So This Is Day One In The World Of Book Collecting...
I understand this because I’m building the Database myself and I know that although it is already, and by far, the largest resource of its kind, it will triple in size over the next two years. I have both a professional and personal curiosity about how new material impacts the Database. It seems be very effective. As a kid I used to go to auctions with a copy of Howes’ USiana, with its 11,620 references, under my arm. The ÆD is already 32 times the size of Howes and will reach a hundred times Howes down the road. I know that I can base a collection on the ÆD and know that the ÆD will continue to incorporate more resources to make both my searches and my pursuit of a collection increasingly effective.
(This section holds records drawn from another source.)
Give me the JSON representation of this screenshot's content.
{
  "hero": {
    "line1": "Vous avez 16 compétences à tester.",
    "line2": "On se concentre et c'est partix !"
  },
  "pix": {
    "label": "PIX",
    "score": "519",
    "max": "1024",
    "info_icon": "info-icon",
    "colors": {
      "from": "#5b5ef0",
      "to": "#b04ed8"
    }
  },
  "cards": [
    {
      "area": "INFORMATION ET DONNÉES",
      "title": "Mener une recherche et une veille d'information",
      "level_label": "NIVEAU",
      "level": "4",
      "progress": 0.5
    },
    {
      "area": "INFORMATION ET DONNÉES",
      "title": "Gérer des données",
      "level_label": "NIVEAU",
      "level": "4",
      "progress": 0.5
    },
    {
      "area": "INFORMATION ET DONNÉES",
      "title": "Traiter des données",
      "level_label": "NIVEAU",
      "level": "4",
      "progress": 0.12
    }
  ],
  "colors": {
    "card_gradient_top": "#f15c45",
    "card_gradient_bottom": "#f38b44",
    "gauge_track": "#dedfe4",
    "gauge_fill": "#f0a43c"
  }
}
As a book collector this is akin to having “died and gone to heaven.”
I’ve still getting used to both the "Internet Matches" and the "Auction Matches". Through the "Internet Matches" I found a nice copy (original boards, a little water staining and containing a pasted-down newspaper clipping from 1905 about Smallpox) of “A Review of the Diseases of Dutchess County, From 1809 to 1825;...” printed in New York in 1826. It’s a fascinating, in scary kind of way, picture of medical health during the first twenty-five years of the 19th century in Dutchess County. When I ran a follow-up check on ABE by printer (3rd field in the advanced screen) I found many titles in the medical field for J. Seymour, Printer thereby opening a backdoor to yet more titles tying back to the Hudson Valley. There are many ways for this Database to work for me. My limits are my imagination and my willingness to think.
I’m also starting to use the "Auction Matches" part of the new MatchMaker software and I find that I want there to be more auctions and I want every auction to have more material. This is because the new MatchMaker software makes it possible to identify interesting material very easily. The same list of titles that are searched against net listings are also searched against upcoming auctions. That is very good but it doesn’t begin to be as interesting as using "Keyword" searches against upcoming auctions. These searches are absolutely wild. If I know what "Keywords" to use I can find almost anything in the Americana field when it comes up at auction. When you are simply using place names this is relatively straightforward although, as I found with Fishkill, there is always more to know. I know that "Keywords" are going to become an addiction for many collectors.
To look for material about the Hudson Valley I’m currently using 10 "Keywords": Poughkeepsie, Newburgh, Rondout, Catskill, Kingston, Dutchess, Ulster, Fishkill, Hudson and Paraclette + Potter. And I’ve already seen enough "Matches" to tell me this will transform my interest in auctions. For a focused collector this is heroin. And then there is more.
Once an auction has taken place we enter the realized prices. Once these prices are entered the color on lots in the "Auction Matches" and "Auction Keyword Matches" change to orange to alert you that the results are now posted.
I strongly encourage anyone with an interest in book collecting to try out these new MatchMaker software capabilities. They are effective. Access is free until August 1st to those who are signed up for the Database and Auction Notices Membership (still $74.50). If you are already signed up simply sign-in and you’ll see the new options displayed on your personal home page. If you aren’t yet a member now is the time to join. These new options represent an extraordinary advance for dealers to build inventory, collectors to build collections and libraries to acquire needed titles.
I find I’m now checking my "matches" several times a day. The future is now.